The filtering of pharmaceutical derivatives from water is a problem for almost the entire world. That was part of the reason for the international interest elicited at the Budapest Water Summit by the results of a National Competitiveness and Excellence Programme (NVKP) project led by the Geographical Institute of the Hungarian Academy of Science’s Research Centre for Astronomy and Earth Sciences, which cover the complete set of associated problems.
30 km from Budapest, Hungary, near the town of Vác and the village of Sződliget, there is a hidden treasure: a romantic little fishpond that is a veritable entrance to the world of fairy tales. The lake’s shore is composed of a series of tiny coves, with idyllic little lodges of reeds and wood hidden under the gigantic floodplain trees.

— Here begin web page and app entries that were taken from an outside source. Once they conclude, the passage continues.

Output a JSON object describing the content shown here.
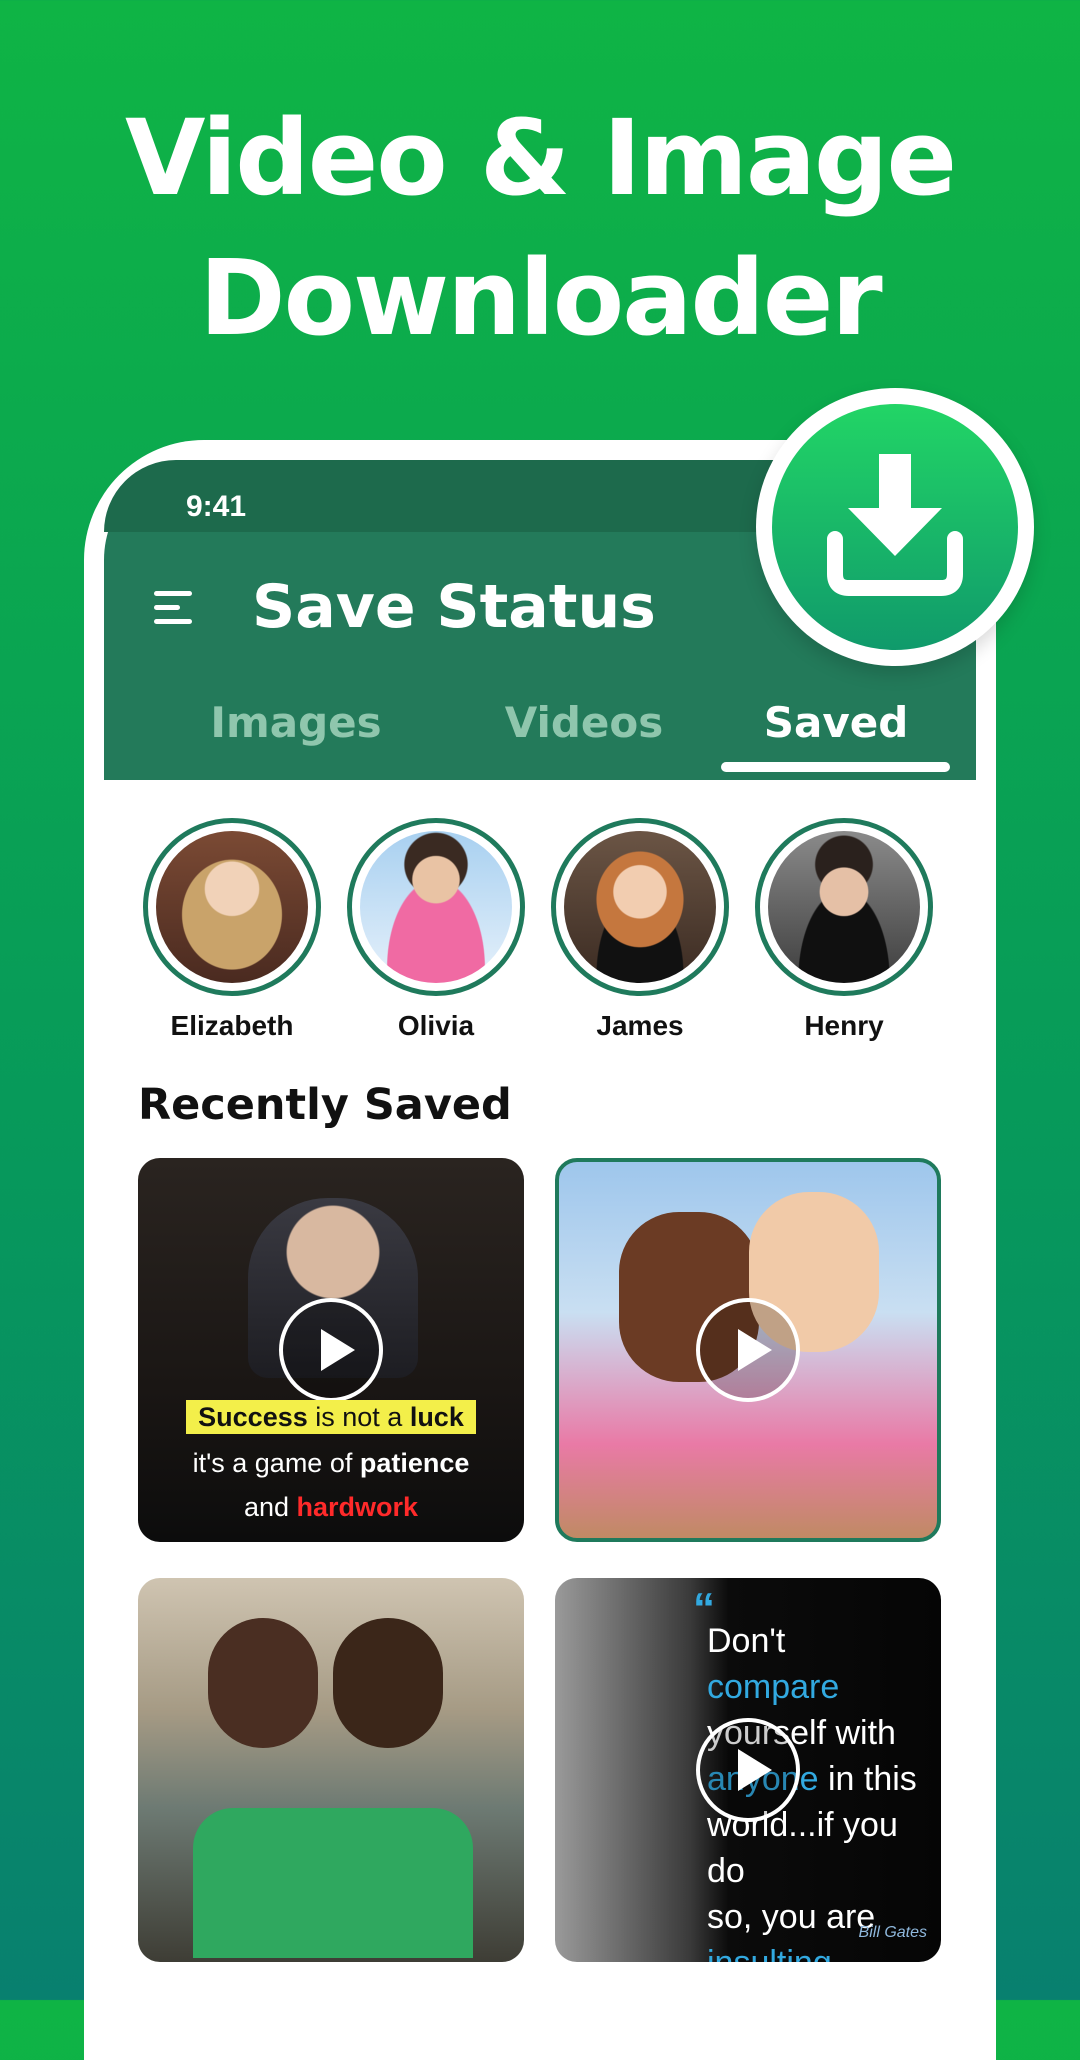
{
  "promo": {
    "headline_line1": "Video & Image",
    "headline_line2": "Downloader"
  },
  "status_bar": {
    "time": "9:41"
  },
  "app_bar": {
    "title": "Save Status"
  },
  "tabs": [
    {
      "label": "Images",
      "active": false
    },
    {
      "label": "Videos",
      "active": false
    },
    {
      "label": "Saved",
      "active": true
    }
  ],
  "stories": [
    {
      "name": "Elizabeth"
    },
    {
      "name": "Olivia"
    },
    {
      "name": "James"
    },
    {
      "name": "Henry"
    }
  ],
  "recent": {
    "title": "Recently Saved",
    "items": [
      {
        "type": "video",
        "caption_l1a": "Success",
        "caption_l1b": " is not a ",
        "caption_l1c": "luck",
        "caption_l2a": "it's a game of ",
        "caption_l2b": "patience",
        "caption_l3a": "and ",
        "caption_l3b": "hardwork"
      },
      {
        "type": "video",
        "selected": true
      },
      {
        "type": "image"
      },
      {
        "type": "video",
        "quote_mark": "“",
        "q1": "Don't ",
        "q1b": "compare",
        "q2": "yourself with",
        "q3": "anyone",
        "q3b": " in this",
        "q4": "world...if you do",
        "q5": "so, you are",
        "q6": "insulting yourself.",
        "author": "Bill Gates"
      }
    ]
  },
  "colors": {
    "brand": "#0fb445",
    "app_bar": "#237a5a",
    "accent_ring": "#1f7a5c"
  }
}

For the first time ever, living polyps were discovered in Mediterranean coral colonies that were previously thought to be completely dead by researchers who published their finding

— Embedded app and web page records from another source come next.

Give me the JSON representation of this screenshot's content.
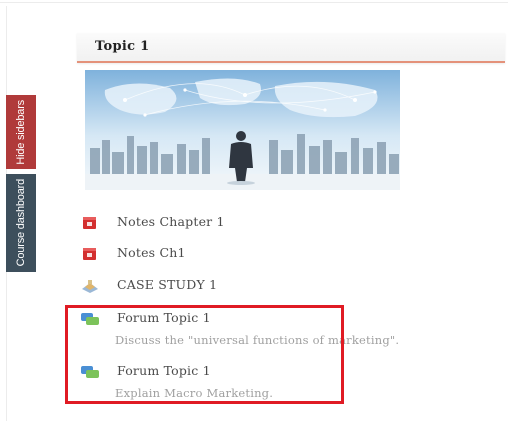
{
  "sidebar_tabs": {
    "hide_label": "Hide sidebars",
    "dashboard_label": "Course dashboard"
  },
  "topic": {
    "title": "Topic 1"
  },
  "activities": [
    {
      "label": "Notes Chapter 1",
      "icon": "pdf-file-icon"
    },
    {
      "label": "Notes Ch1",
      "icon": "pdf-file-icon"
    },
    {
      "label": "CASE STUDY 1",
      "icon": "assignment-icon"
    },
    {
      "label": "Forum Topic 1",
      "icon": "forum-icon",
      "description": "Discuss the \"universal functions of marketing\"."
    },
    {
      "label": "Forum Topic 1",
      "icon": "forum-icon",
      "description": "Explain Macro Marketing."
    }
  ],
  "colors": {
    "hide_tab": "#b03a3a",
    "dashboard_tab": "#3d4f5c",
    "header_accent": "#e4927a",
    "highlight_box": "#e01b24"
  }
}
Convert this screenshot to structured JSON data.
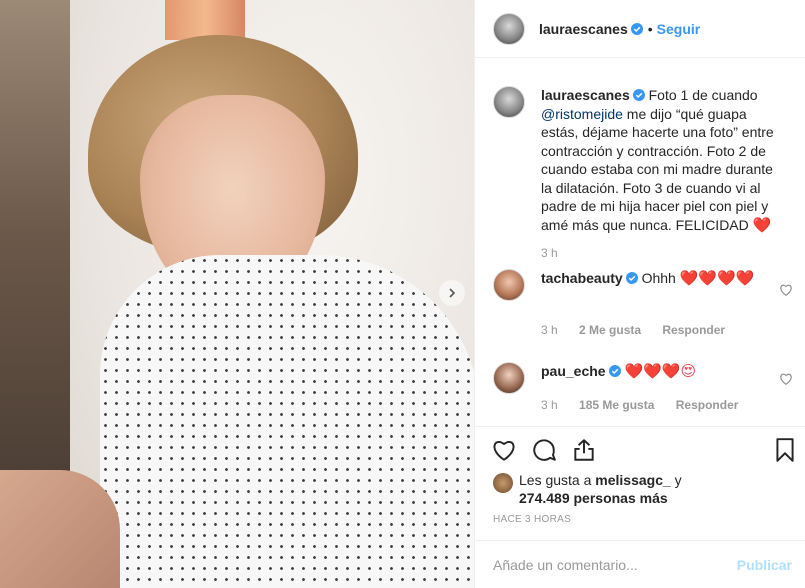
{
  "post": {
    "author": "lauraescanes",
    "dot": "•",
    "follow_label": "Seguir",
    "caption_author": "lauraescanes",
    "caption_before_mention": " Foto 1 de cuando ",
    "caption_mention": "@ristomejide",
    "caption_after_mention": " me dijo “qué guapa estás, déjame hacerte una foto” entre contracción y contracción. Foto 2 de cuando estaba con mi madre durante la dilatación. Foto 3 de cuando vi al padre de mi hija hacer piel con piel y amé más que nunca. FELICIDAD ",
    "caption_emoji": "❤️",
    "caption_time": "3 h"
  },
  "comments": [
    {
      "user": "tachabeauty",
      "text": " Ohhh ",
      "emojis": "❤️❤️❤️❤️",
      "time": "3 h",
      "likes": "2 Me gusta",
      "reply": "Responder"
    },
    {
      "user": "pau_eche",
      "text": " ",
      "emojis": "❤️❤️❤️😍",
      "time": "3 h",
      "likes": "185 Me gusta",
      "reply": "Responder"
    }
  ],
  "likes": {
    "prefix": "Les gusta a ",
    "user": "melissagc_",
    "middle": " y",
    "count": "274.489 personas más"
  },
  "timestamp": "HACE 3 HORAS",
  "composer": {
    "placeholder": "Añade un comentario...",
    "publish_label": "Publicar"
  },
  "colors": {
    "link": "#3897f0",
    "publish_disabled": "#b2dffc",
    "heart": "#ed4956",
    "muted": "#999999"
  }
}
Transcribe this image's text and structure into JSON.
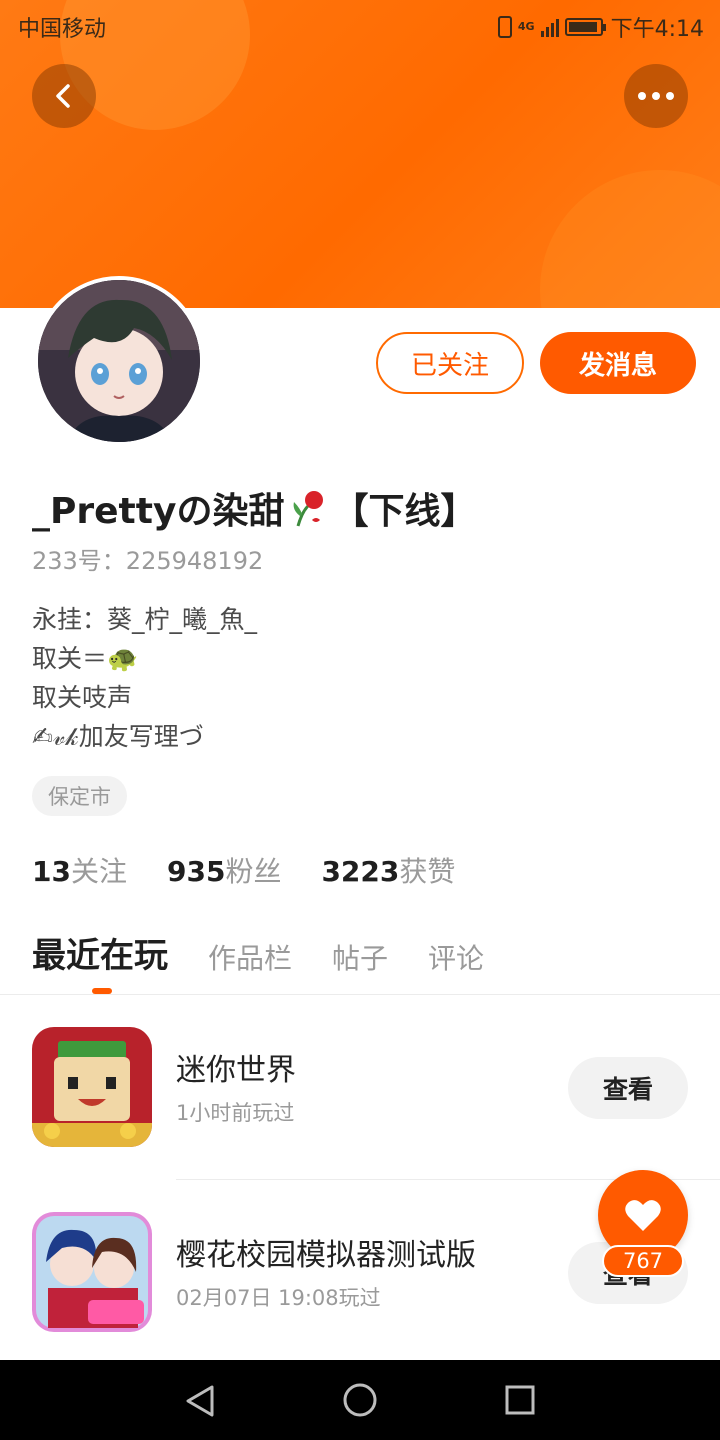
{
  "status_bar": {
    "carrier": "中国移动",
    "network": "4G",
    "time": "下午4:14"
  },
  "header": {
    "back_icon": "chevron-left-icon",
    "more_icon": "more-horizontal-icon"
  },
  "profile": {
    "follow_button": "已关注",
    "message_button": "发消息",
    "username": "_Prettyの染甜",
    "username_suffix": "【下线】",
    "uid": "233号：225948192",
    "bio": [
      "永挂：葵_柠_曦_魚_",
      "取关＝🐢",
      "取关吱声",
      "✍𝓋𝓀加友写理づ"
    ],
    "location": "保定市"
  },
  "stats": [
    {
      "num": "13",
      "label": "关注"
    },
    {
      "num": "935",
      "label": "粉丝"
    },
    {
      "num": "3223",
      "label": "获赞"
    }
  ],
  "tabs": [
    "最近在玩",
    "作品栏",
    "帖子",
    "评论"
  ],
  "games": [
    {
      "name": "迷你世界",
      "time": "1小时前玩过",
      "button": "查看"
    },
    {
      "name": "樱花校园模拟器测试版",
      "time": "02月07日 19:08玩过",
      "button": "查看"
    }
  ],
  "like": {
    "icon": "heart-icon",
    "count": "767"
  },
  "colors": {
    "accent": "#ff5a00",
    "banner": "#ff7a14"
  }
}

in the periodical Science Advances.
The Trappist monks of Koningshoeven Abbey have been brewing beer since 1881, and in recent years, they have also been baking bread and making chocolate, honey and cheese. The water to be treated is the wastewater from these brewing and manufacturing activities, together with the municipal wastewater from the Abbey and the visiting centre.
Only 1 percent of the World’s water is available fresh water and 70 percent of that is used by agriculture. Morocco is one of the countries facing the crises of less rain, drier topsoil and increasing population.
It was announced in 2010 that the Vietnamese government would like to build a water treatment plant in Central Vietnam. Hungary is famous for its water treatment technology so they decided on a Hungarian partner.
French designer and illustrator Mlle Hipolyte builds complex sculptures from vibrantly colourful paper. Her latest tree-dimensional work is inspired by coral reefs; the sculpture titled Coralium, which is almost one metre tall and 3 metres wide, was built using various techniques. The purpose of the work is to highlight the increasing fragility of the marine ecosystem caused by climate change.
“Ice is the canary in the global coal mine. It’s the place where we can see and touch and hear and feel climate change in action.” Internationally recognised nature photographer James Balog believes it is extremely important to pay attention to the processes underway in the polar regions.
Specialists believe almost 30 kilograms of microplastics has eroded from such a quantity of golf balls into the water.
British illustrator Mat Miller has produced a piece of art for the PangeaSeed Foundation to highlight the challenges that the oceans face today. His piece, entitled Equilibrium, was published in the foundation’s latest publication, with the aim of focusing attention on the vulnerability of the oceanic ecosystem and the rapid extinction of marine species.
The ocean is the greatest inspiration for New Zealand artist Ben Young: he has been making stunning glass sculptures that offer a new perspective on the beauty of massive bodies of water for 15 years. He grew up in the Bay of Plenty on the northern coast of New Zealand, and has been captivated by the clear blues of the ocean since his childhood.
Protecting our waters against pollution is in all our interests. It is no accident that an increasing number of initiatives are trying to engage society at large in taking part in the protection of the environment. The Danish NGO GreenKayak, for instance, offers free kayaking in locations around Northern Europe and all they ask in return is that kayakers should pick up waste they find in the water along the way.
Coca-Cola has presented its first bottle made by recycling marine waste. At its test facility, it has so far produced 300 bottles that contain 25% plastic waste fished out the Mediterranean Sea.
Many studies have shown that time spent in nature, fresh air and a green environment has benefits not only for our bodies but also for our souls and minds. In addition to mountains, forests and meadows, waterfronts are particularly attractive destinations.
Over the last three decades, summer algal blooms in all large fresh-water lakes around the world have grown more severe – this is the conclusion of a global study, the longest ever of its kind, conducted by researchers from the Carnegie Institution for Science and NASA.
Climate change is increasingly depleting the water resources of the world – in many places, drinking water shortages are already a serious problem. The shocking images below tell a story about Earth’s largest bodies of water that we can no longer ignore.